§ **ACTIVITY**
Retype every record exactly as it appears.

[[ RECORDS, beginning ]]

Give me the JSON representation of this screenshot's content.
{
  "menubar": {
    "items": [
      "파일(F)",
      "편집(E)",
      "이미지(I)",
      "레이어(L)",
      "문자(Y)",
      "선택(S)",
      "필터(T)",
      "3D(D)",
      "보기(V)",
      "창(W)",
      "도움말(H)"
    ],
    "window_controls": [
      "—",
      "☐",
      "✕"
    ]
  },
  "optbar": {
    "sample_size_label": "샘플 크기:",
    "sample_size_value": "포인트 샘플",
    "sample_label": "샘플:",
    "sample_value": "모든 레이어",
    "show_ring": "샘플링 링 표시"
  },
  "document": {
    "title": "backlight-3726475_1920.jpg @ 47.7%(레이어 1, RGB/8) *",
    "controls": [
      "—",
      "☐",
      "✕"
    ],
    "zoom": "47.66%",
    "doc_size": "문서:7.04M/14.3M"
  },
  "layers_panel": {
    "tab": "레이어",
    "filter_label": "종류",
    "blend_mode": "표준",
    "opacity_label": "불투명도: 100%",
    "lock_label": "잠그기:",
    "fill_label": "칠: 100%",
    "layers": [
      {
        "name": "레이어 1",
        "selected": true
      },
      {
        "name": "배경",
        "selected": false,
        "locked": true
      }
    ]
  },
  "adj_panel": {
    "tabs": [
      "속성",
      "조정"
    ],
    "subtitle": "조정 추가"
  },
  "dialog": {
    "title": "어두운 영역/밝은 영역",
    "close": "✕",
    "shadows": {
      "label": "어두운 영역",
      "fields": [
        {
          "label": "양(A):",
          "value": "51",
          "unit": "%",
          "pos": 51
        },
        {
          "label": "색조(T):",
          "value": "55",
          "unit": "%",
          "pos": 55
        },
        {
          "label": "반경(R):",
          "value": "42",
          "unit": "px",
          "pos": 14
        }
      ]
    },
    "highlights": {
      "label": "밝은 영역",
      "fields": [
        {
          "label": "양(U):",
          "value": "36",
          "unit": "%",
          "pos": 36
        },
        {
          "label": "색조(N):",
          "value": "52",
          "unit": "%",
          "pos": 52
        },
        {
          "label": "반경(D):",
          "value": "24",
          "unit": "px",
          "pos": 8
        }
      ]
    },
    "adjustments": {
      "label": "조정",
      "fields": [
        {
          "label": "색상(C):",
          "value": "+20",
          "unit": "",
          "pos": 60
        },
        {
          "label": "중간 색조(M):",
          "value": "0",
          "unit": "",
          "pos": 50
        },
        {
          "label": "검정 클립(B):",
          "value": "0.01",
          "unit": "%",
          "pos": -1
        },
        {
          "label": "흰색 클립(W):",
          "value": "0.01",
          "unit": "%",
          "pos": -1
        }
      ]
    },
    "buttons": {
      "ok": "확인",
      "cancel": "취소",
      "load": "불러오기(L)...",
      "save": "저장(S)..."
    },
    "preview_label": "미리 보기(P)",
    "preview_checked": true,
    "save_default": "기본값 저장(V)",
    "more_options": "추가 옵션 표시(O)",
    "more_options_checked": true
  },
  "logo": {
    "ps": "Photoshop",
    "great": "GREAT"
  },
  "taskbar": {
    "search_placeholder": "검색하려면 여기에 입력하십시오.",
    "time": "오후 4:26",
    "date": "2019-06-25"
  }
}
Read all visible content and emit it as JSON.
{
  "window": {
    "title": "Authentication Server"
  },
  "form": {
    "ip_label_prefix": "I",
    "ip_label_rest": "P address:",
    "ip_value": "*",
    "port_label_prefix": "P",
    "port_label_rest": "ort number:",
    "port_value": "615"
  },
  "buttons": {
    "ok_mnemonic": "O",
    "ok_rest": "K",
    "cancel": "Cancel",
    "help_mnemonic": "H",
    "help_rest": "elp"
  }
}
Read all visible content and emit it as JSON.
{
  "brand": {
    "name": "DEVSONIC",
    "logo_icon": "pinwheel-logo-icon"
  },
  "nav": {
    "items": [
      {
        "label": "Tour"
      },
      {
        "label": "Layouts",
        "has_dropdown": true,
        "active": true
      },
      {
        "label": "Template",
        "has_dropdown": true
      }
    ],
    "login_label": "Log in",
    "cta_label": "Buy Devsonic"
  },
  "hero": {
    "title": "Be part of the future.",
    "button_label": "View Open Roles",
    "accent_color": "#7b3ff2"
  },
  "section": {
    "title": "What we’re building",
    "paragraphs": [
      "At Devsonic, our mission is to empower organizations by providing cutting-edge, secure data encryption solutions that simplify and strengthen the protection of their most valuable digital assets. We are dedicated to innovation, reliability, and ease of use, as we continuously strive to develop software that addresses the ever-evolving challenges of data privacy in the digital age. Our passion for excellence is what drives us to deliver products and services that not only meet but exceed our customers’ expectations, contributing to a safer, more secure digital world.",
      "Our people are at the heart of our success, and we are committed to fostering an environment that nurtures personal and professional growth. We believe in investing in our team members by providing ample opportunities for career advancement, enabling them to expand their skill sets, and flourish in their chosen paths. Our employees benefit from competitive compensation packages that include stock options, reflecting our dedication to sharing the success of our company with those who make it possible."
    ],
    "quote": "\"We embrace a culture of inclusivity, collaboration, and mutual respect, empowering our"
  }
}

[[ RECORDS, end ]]

§ **RESULT FOR THIS EXERCISE**
Give me the JSON representation of this screenshot's content.
{
  "menubar": {
    "items": [
      "파일(F)",
      "편집(E)",
      "이미지(I)",
      "레이어(L)",
      "문자(Y)",
      "선택(S)",
      "필터(T)",
      "3D(D)",
      "보기(V)",
      "창(W)",
      "도움말(H)"
    ],
    "window_controls": [
      "—",
      "☐",
      "✕"
    ]
  },
  "optbar": {
    "sample_size_label": "샘플 크기:",
    "sample_size_value": "포인트 샘플",
    "sample_label": "샘플:",
    "sample_value": "모든 레이어",
    "show_ring": "샘플링 링 표시"
  },
  "document": {
    "title": "backlight-3726475_1920.jpg @ 47.7%(레이어 1, RGB/8) *",
    "controls": [
      "—",
      "☐",
      "✕"
    ],
    "zoom": "47.66%",
    "doc_size": "문서:7.04M/14.3M"
  },
  "layers_panel": {
    "tab": "레이어",
    "filter_label": "종류",
    "blend_mode": "표준",
    "opacity_label": "불투명도: 100%",
    "lock_label": "잠그기:",
    "fill_label": "칠: 100%",
    "layers": [
      {
        "name": "레이어 1",
        "selected": true
      },
      {
        "name": "배경",
        "selected": false,
        "locked": true
      }
    ]
  },
  "adj_panel": {
    "tabs": [
      "속성",
      "조정"
    ],
    "subtitle": "조정 추가"
  },
  "dialog": {
    "title": "어두운 영역/밝은 영역",
    "close": "✕",
    "shadows": {
      "label": "어두운 영역",
      "fields": [
        {
          "label": "양(A):",
          "value": "51",
          "unit": "%",
          "pos": 51
        },
        {
          "label": "색조(T):",
          "value": "55",
          "unit": "%",
          "pos": 55
        },
        {
          "label": "반경(R):",
          "value": "42",
          "unit": "px",
          "pos": 14
        }
      ]
    },
    "highlights": {
      "label": "밝은 영역",
      "fields": [
        {
          "label": "양(U):",
          "value": "36",
          "unit": "%",
          "pos": 36
        },
        {
          "label": "색조(N):",
          "value": "52",
          "unit": "%",
          "pos": 52
        },
        {
          "label": "반경(D):",
          "value": "24",
          "unit": "px",
          "pos": 8
        }
      ]
    },
    "adjustments": {
      "label": "조정",
      "fields": [
        {
          "label": "색상(C):",
          "value": "+20",
          "unit": "",
          "pos": 60
        },
        {
          "label": "중간 색조(M):",
          "value": "0",
          "unit": "",
          "pos": 50
        },
        {
          "label": "검정 클립(B):",
          "value": "0.01",
          "unit": "%",
          "pos": -1
        },
        {
          "label": "흰색 클립(W):",
          "value": "0.01",
          "unit": "%",
          "pos": -1
        }
      ]
    },
    "buttons": {
      "ok": "확인",
      "cancel": "취소",
      "load": "불러오기(L)...",
      "save": "저장(S)..."
    },
    "preview_label": "미리 보기(P)",
    "preview_checked": true,
    "save_default": "기본값 저장(V)",
    "more_options": "추가 옵션 표시(O)",
    "more_options_checked": true
  },
  "logo": {
    "ps": "Photoshop",
    "great": "GREAT"
  },
  "taskbar": {
    "search_placeholder": "검색하려면 여기에 입력하십시오.",
    "time": "오후 4:26",
    "date": "2019-06-25"
  }
}
Read all visible content and emit it as JSON.
{
  "window": {
    "title": "Authentication Server"
  },
  "form": {
    "ip_label_prefix": "I",
    "ip_label_rest": "P address:",
    "ip_value": "*",
    "port_label_prefix": "P",
    "port_label_rest": "ort number:",
    "port_value": "615"
  },
  "buttons": {
    "ok_mnemonic": "O",
    "ok_rest": "K",
    "cancel": "Cancel",
    "help_mnemonic": "H",
    "help_rest": "elp"
  }
}
Read all visible content and emit it as JSON.
{
  "brand": {
    "name": "DEVSONIC",
    "logo_icon": "pinwheel-logo-icon"
  },
  "nav": {
    "items": [
      {
        "label": "Tour"
      },
      {
        "label": "Layouts",
        "has_dropdown": true,
        "active": true
      },
      {
        "label": "Template",
        "has_dropdown": true
      }
    ],
    "login_label": "Log in",
    "cta_label": "Buy Devsonic"
  },
  "hero": {
    "title": "Be part of the future.",
    "button_label": "View Open Roles",
    "accent_color": "#7b3ff2"
  },
  "section": {
    "title": "What we’re building",
    "paragraphs": [
      "At Devsonic, our mission is to empower organizations by providing cutting-edge, secure data encryption solutions that simplify and strengthen the protection of their most valuable digital assets. We are dedicated to innovation, reliability, and ease of use, as we continuously strive to develop software that addresses the ever-evolving challenges of data privacy in the digital age. Our passion for excellence is what drives us to deliver products and services that not only meet but exceed our customers’ expectations, contributing to a safer, more secure digital world.",
      "Our people are at the heart of our success, and we are committed to fostering an environment that nurtures personal and professional growth. We believe in investing in our team members by providing ample opportunities for career advancement, enabling them to expand their skill sets, and flourish in their chosen paths. Our employees benefit from competitive compensation packages that include stock options, reflecting our dedication to sharing the success of our company with those who make it possible."
    ],
    "quote": "\"We embrace a culture of inclusivity, collaboration, and mutual respect, empowering our"
  }
}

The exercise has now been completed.